Your Wi-Fi might be suffering under the strain of a large number of people or devices all surfing the internet at the same time. If you don’t use a strong password to secure your network, it’s conceivable that your neighbors are connecting to it and stealing your bandwidth. If that’s the case, you should change your router’s password as soon as possible with its mobile app or device’s control panel, and make it as secure as possible.
Even if you don’t have a freeloader, your Wi-Fi may be clogged by a swarm of devices in your house. If multiple members of the household are attempting to watch Netflix at once, things can get bogged down. To find out, look at the list of devices connected to your network and use the router’s administration tools to remove users or devices that you don’t want accessing the network.
7. How to boost Wi-Fi signal: Buy a new router
It’s usually a last resort to get rid of your router.

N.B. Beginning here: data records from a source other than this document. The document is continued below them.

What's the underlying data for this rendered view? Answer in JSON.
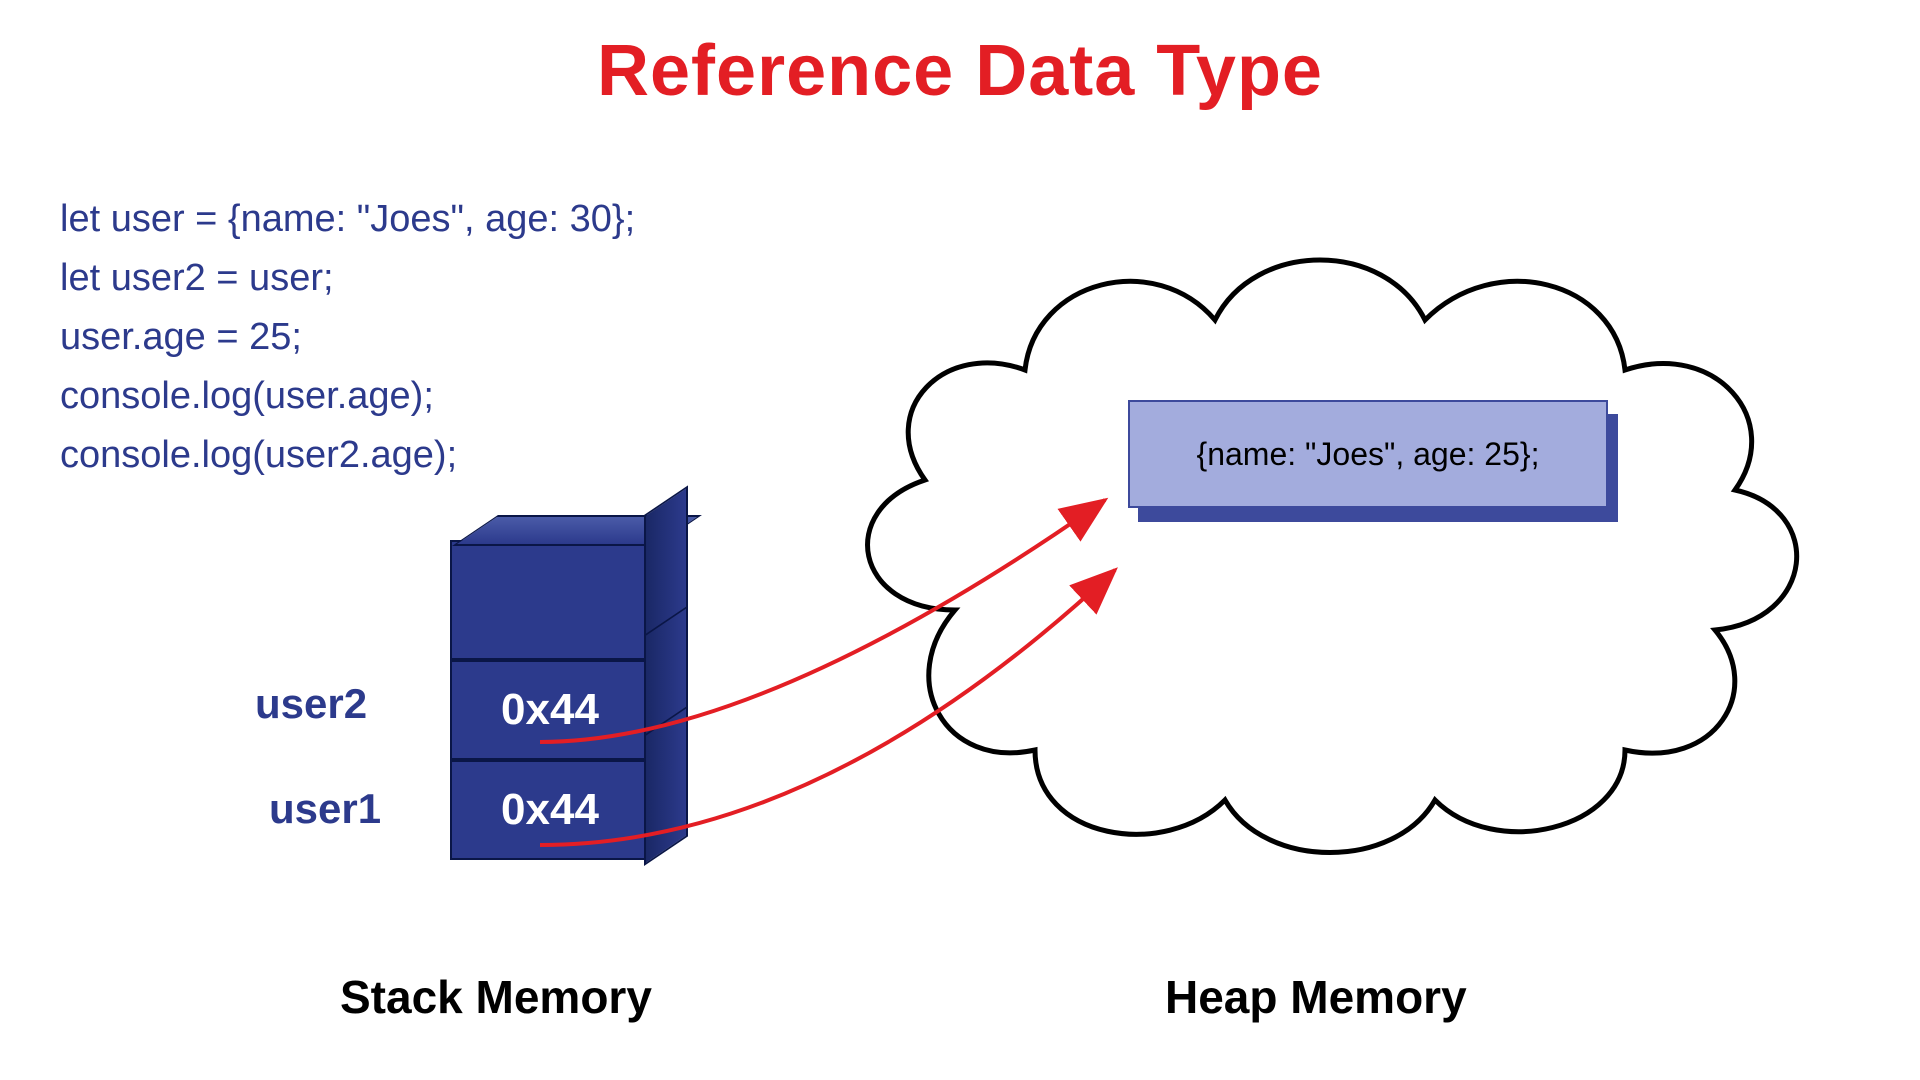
{
  "title": "Reference Data Type",
  "code": {
    "line1": "let user = {name: \"Joes\", age: 30};",
    "line2": "let user2 = user;",
    "line3": "user.age = 25;",
    "line4": "console.log(user.age);",
    "line5": "console.log(user2.age);"
  },
  "stack": {
    "slots": [
      {
        "label": "user2",
        "address": "0x44"
      },
      {
        "label": "user1",
        "address": "0x44"
      }
    ]
  },
  "heap": {
    "object": "{name: \"Joes\", age: 25};"
  },
  "labels": {
    "stack_memory": "Stack Memory",
    "heap_memory": "Heap Memory"
  },
  "colors": {
    "title_red": "#e31e24",
    "code_blue": "#2c3a8c",
    "heap_fill": "#a3acdd",
    "heap_border": "#3d4a9c",
    "arrow_red": "#e31e24"
  }
}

A new router may be costly, not to mention complicated to set up and join your network devices. However, if your current Wi-Fi router is limited to legacy 802.11n or 802.11g standards, for example, you might want to seek an 802.11ac or Wi-Fi 6 device instead.
If you have a particularly large home and your router isn’t yet obsolete, consider adding one or more Wi-Fi extenders. These are tiny, low-cost devices that increase the Wi-Fi signal and hence extend the range of your house’s coverage.
You’ll want to connect them as near to your router as possible while still being close enough to your home’s dead zone to fill it in. The major disadvantage of extenders is that they generally have their SSID, so you must change Wi-Fi networks when traveling between rooms.
8. How to boost Wi-Fi signal: Make use of an external antenna
Your router has an antenna, but it’s generally located inside the device where you can’t see it. Built-in antennas are prone to being less powerful than external ones, and they can also not be replaced.
Fortunately, most router manufacturers allow you to attach an external antenna to increase the signal. If it isn’t included in your purchase, you may discover several of them on various shopping sites.
9. How to boost Wi-Fi signal: Tweak your Quality of Service (QoS) settings
The QoS on your router is an essential tool for regulating bandwidth usage and prioritizing specific applications. If you mostly use the internet for work, you might want to allocate most of the network’s resources to business applications such as Skype, Zoom, and Microsoft 365. Typically, a router’s QoS configurations may be discovered in the advanced settings of the configuration page.
We hope that you enjoyed this guide and found it useful. With the solutions included here, hopefully, you will be able to boost Wi-fi signal all-around your house.